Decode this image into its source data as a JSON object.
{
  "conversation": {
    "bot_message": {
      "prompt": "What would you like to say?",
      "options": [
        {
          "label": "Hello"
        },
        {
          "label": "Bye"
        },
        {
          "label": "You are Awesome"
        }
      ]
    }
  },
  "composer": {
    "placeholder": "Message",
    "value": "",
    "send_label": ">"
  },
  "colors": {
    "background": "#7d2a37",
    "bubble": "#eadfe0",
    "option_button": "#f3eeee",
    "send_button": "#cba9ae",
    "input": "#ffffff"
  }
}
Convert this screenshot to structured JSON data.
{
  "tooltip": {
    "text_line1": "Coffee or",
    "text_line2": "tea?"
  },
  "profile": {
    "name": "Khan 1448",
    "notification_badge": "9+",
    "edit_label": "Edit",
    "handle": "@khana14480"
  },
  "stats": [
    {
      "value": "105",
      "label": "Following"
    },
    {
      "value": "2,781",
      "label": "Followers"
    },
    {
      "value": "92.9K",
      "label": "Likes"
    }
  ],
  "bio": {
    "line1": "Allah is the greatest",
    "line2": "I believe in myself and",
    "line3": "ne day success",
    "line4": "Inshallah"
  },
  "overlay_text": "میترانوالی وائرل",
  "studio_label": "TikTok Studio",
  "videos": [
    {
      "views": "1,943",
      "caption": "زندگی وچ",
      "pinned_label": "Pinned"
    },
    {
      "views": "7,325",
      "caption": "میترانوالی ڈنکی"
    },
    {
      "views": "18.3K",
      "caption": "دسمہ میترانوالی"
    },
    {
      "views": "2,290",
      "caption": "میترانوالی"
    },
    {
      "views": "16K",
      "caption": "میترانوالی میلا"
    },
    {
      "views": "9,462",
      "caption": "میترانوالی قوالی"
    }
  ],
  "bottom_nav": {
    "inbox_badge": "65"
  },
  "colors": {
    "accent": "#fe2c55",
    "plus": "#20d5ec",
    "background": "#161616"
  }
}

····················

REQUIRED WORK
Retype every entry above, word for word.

SOLUTION TO THIS EXERCISE
Decode this image into its source data as a JSON object.
{
  "conversation": {
    "bot_message": {
      "prompt": "What would you like to say?",
      "options": [
        {
          "label": "Hello"
        },
        {
          "label": "Bye"
        },
        {
          "label": "You are Awesome"
        }
      ]
    }
  },
  "composer": {
    "placeholder": "Message",
    "value": "",
    "send_label": ">"
  },
  "colors": {
    "background": "#7d2a37",
    "bubble": "#eadfe0",
    "option_button": "#f3eeee",
    "send_button": "#cba9ae",
    "input": "#ffffff"
  }
}
Convert this screenshot to structured JSON data.
{
  "tooltip": {
    "text_line1": "Coffee or",
    "text_line2": "tea?"
  },
  "profile": {
    "name": "Khan 1448",
    "notification_badge": "9+",
    "edit_label": "Edit",
    "handle": "@khana14480"
  },
  "stats": [
    {
      "value": "105",
      "label": "Following"
    },
    {
      "value": "2,781",
      "label": "Followers"
    },
    {
      "value": "92.9K",
      "label": "Likes"
    }
  ],
  "bio": {
    "line1": "Allah is the greatest",
    "line2": "I believe in myself and",
    "line3": "ne day success",
    "line4": "Inshallah"
  },
  "overlay_text": "میترانوالی وائرل",
  "studio_label": "TikTok Studio",
  "videos": [
    {
      "views": "1,943",
      "caption": "زندگی وچ",
      "pinned_label": "Pinned"
    },
    {
      "views": "7,325",
      "caption": "میترانوالی ڈنکی"
    },
    {
      "views": "18.3K",
      "caption": "دسمہ میترانوالی"
    },
    {
      "views": "2,290",
      "caption": "میترانوالی"
    },
    {
      "views": "16K",
      "caption": "میترانوالی میلا"
    },
    {
      "views": "9,462",
      "caption": "میترانوالی قوالی"
    }
  ],
  "bottom_nav": {
    "inbox_badge": "65"
  },
  "colors": {
    "accent": "#fe2c55",
    "plus": "#20d5ec",
    "background": "#161616"
  }
}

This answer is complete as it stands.